-- Instructions to follow --
Return the records word for word. Any pictures in them are not part of the copy.

-- Extracted information --
--

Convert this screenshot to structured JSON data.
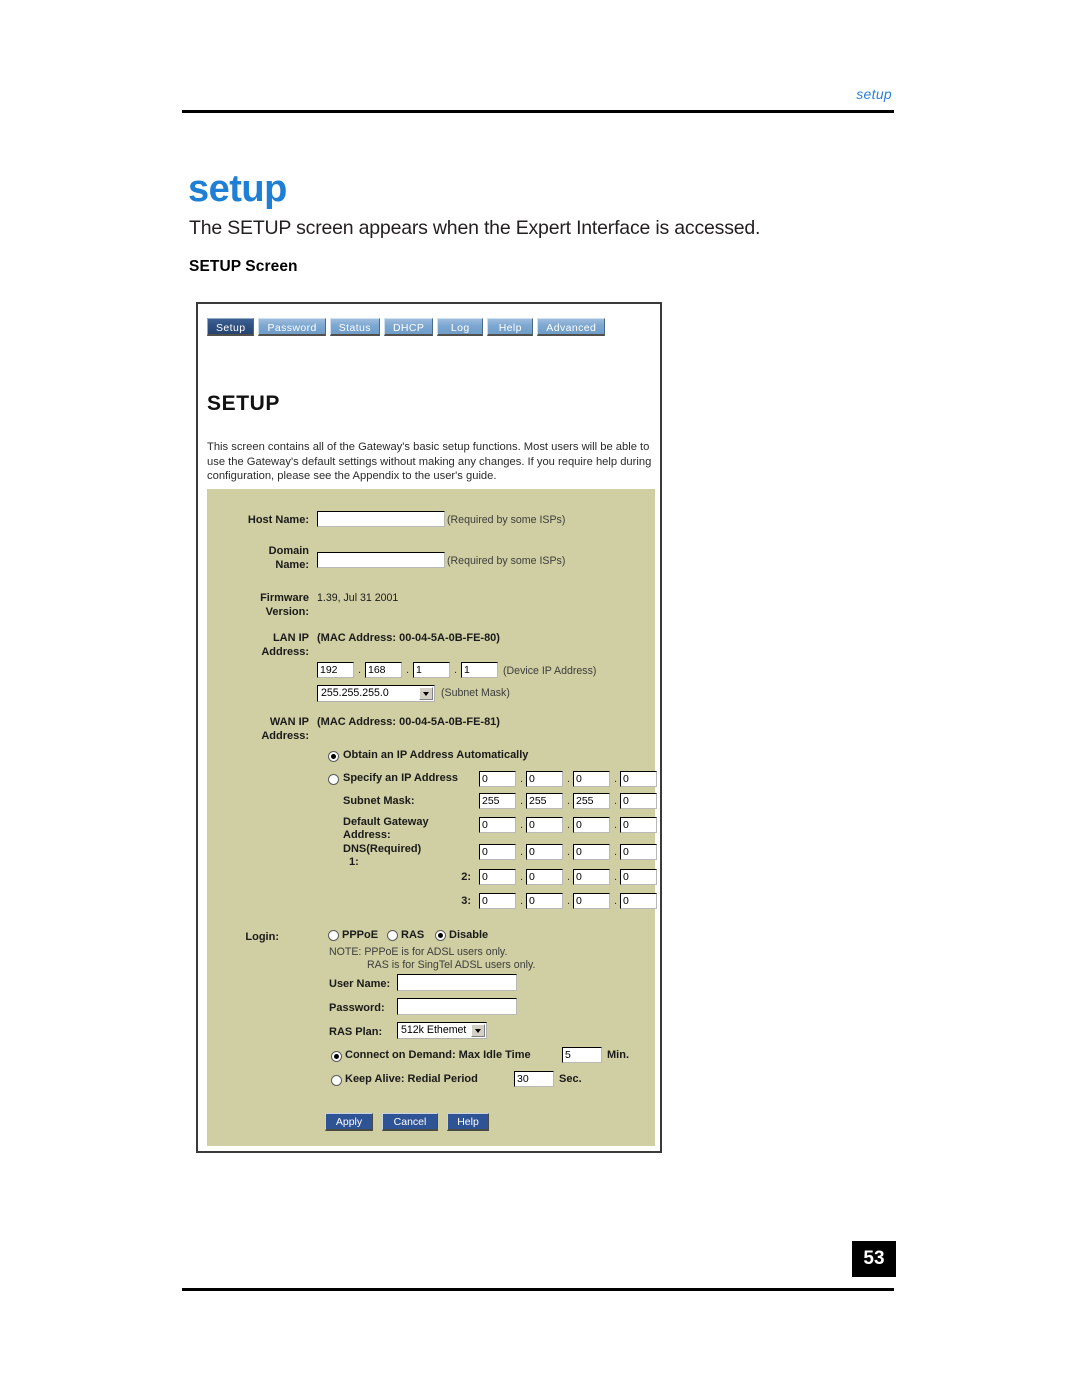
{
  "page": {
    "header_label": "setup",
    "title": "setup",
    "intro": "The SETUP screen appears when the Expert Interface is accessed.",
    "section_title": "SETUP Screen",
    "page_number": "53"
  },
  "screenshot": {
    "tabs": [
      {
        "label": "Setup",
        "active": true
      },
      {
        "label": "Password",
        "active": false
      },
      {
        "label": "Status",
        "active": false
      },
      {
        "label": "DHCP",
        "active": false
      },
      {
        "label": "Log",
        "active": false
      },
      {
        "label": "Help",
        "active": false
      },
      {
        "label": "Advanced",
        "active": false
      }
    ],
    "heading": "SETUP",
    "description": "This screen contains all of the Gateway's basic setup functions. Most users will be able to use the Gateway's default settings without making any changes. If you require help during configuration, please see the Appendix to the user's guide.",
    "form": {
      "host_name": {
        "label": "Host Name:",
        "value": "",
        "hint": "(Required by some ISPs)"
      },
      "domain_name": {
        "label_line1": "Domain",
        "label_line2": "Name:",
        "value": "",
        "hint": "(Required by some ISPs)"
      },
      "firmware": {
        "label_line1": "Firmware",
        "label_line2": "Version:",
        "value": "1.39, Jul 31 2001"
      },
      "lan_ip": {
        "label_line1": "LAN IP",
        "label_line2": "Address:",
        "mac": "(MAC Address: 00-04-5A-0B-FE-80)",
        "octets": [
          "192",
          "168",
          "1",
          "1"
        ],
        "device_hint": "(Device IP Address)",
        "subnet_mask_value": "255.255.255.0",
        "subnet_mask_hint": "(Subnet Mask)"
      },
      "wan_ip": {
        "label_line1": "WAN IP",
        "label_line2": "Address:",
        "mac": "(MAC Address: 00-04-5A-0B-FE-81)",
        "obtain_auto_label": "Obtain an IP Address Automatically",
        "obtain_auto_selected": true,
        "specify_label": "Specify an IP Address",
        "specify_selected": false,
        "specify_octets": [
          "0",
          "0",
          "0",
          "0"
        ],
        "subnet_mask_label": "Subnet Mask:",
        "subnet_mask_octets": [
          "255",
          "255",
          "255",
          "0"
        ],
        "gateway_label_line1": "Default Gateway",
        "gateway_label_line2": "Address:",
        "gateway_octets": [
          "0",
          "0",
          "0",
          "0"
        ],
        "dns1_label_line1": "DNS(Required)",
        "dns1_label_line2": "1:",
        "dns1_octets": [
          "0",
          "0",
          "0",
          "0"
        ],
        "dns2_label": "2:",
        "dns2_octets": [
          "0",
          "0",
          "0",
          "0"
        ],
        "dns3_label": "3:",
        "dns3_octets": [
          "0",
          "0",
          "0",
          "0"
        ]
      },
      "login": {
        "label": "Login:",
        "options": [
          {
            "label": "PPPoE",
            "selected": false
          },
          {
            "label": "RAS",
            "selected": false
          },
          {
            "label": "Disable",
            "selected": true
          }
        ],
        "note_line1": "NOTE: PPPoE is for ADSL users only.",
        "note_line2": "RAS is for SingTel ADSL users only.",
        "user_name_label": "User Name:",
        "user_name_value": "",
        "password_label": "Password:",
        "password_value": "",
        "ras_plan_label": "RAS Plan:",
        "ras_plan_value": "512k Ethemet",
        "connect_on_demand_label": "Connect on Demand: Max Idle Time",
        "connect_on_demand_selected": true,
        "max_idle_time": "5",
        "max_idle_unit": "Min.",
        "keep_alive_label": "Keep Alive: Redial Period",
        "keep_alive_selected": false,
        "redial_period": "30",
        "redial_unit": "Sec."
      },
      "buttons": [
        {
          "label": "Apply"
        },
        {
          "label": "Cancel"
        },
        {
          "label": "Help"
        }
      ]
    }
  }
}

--

-- Task answer --
Convert this screenshot to structured JSON data.
{
  "page": {
    "header_label": "setup",
    "title": "setup",
    "intro": "The SETUP screen appears when the Expert Interface is accessed.",
    "section_title": "SETUP Screen",
    "page_number": "53"
  },
  "screenshot": {
    "tabs": [
      {
        "label": "Setup",
        "active": true
      },
      {
        "label": "Password",
        "active": false
      },
      {
        "label": "Status",
        "active": false
      },
      {
        "label": "DHCP",
        "active": false
      },
      {
        "label": "Log",
        "active": false
      },
      {
        "label": "Help",
        "active": false
      },
      {
        "label": "Advanced",
        "active": false
      }
    ],
    "heading": "SETUP",
    "description": "This screen contains all of the Gateway's basic setup functions. Most users will be able to use the Gateway's default settings without making any changes. If you require help during configuration, please see the Appendix to the user's guide.",
    "form": {
      "host_name": {
        "label": "Host Name:",
        "value": "",
        "hint": "(Required by some ISPs)"
      },
      "domain_name": {
        "label_line1": "Domain",
        "label_line2": "Name:",
        "value": "",
        "hint": "(Required by some ISPs)"
      },
      "firmware": {
        "label_line1": "Firmware",
        "label_line2": "Version:",
        "value": "1.39, Jul 31 2001"
      },
      "lan_ip": {
        "label_line1": "LAN IP",
        "label_line2": "Address:",
        "mac": "(MAC Address: 00-04-5A-0B-FE-80)",
        "octets": [
          "192",
          "168",
          "1",
          "1"
        ],
        "device_hint": "(Device IP Address)",
        "subnet_mask_value": "255.255.255.0",
        "subnet_mask_hint": "(Subnet Mask)"
      },
      "wan_ip": {
        "label_line1": "WAN IP",
        "label_line2": "Address:",
        "mac": "(MAC Address: 00-04-5A-0B-FE-81)",
        "obtain_auto_label": "Obtain an IP Address Automatically",
        "obtain_auto_selected": true,
        "specify_label": "Specify an IP Address",
        "specify_selected": false,
        "specify_octets": [
          "0",
          "0",
          "0",
          "0"
        ],
        "subnet_mask_label": "Subnet Mask:",
        "subnet_mask_octets": [
          "255",
          "255",
          "255",
          "0"
        ],
        "gateway_label_line1": "Default Gateway",
        "gateway_label_line2": "Address:",
        "gateway_octets": [
          "0",
          "0",
          "0",
          "0"
        ],
        "dns1_label_line1": "DNS(Required)",
        "dns1_label_line2": "1:",
        "dns1_octets": [
          "0",
          "0",
          "0",
          "0"
        ],
        "dns2_label": "2:",
        "dns2_octets": [
          "0",
          "0",
          "0",
          "0"
        ],
        "dns3_label": "3:",
        "dns3_octets": [
          "0",
          "0",
          "0",
          "0"
        ]
      },
      "login": {
        "label": "Login:",
        "options": [
          {
            "label": "PPPoE",
            "selected": false
          },
          {
            "label": "RAS",
            "selected": false
          },
          {
            "label": "Disable",
            "selected": true
          }
        ],
        "note_line1": "NOTE: PPPoE is for ADSL users only.",
        "note_line2": "RAS is for SingTel ADSL users only.",
        "user_name_label": "User Name:",
        "user_name_value": "",
        "password_label": "Password:",
        "password_value": "",
        "ras_plan_label": "RAS Plan:",
        "ras_plan_value": "512k Ethemet",
        "connect_on_demand_label": "Connect on Demand: Max Idle Time",
        "connect_on_demand_selected": true,
        "max_idle_time": "5",
        "max_idle_unit": "Min.",
        "keep_alive_label": "Keep Alive: Redial Period",
        "keep_alive_selected": false,
        "redial_period": "30",
        "redial_unit": "Sec."
      },
      "buttons": [
        {
          "label": "Apply"
        },
        {
          "label": "Cancel"
        },
        {
          "label": "Help"
        }
      ]
    }
  }
}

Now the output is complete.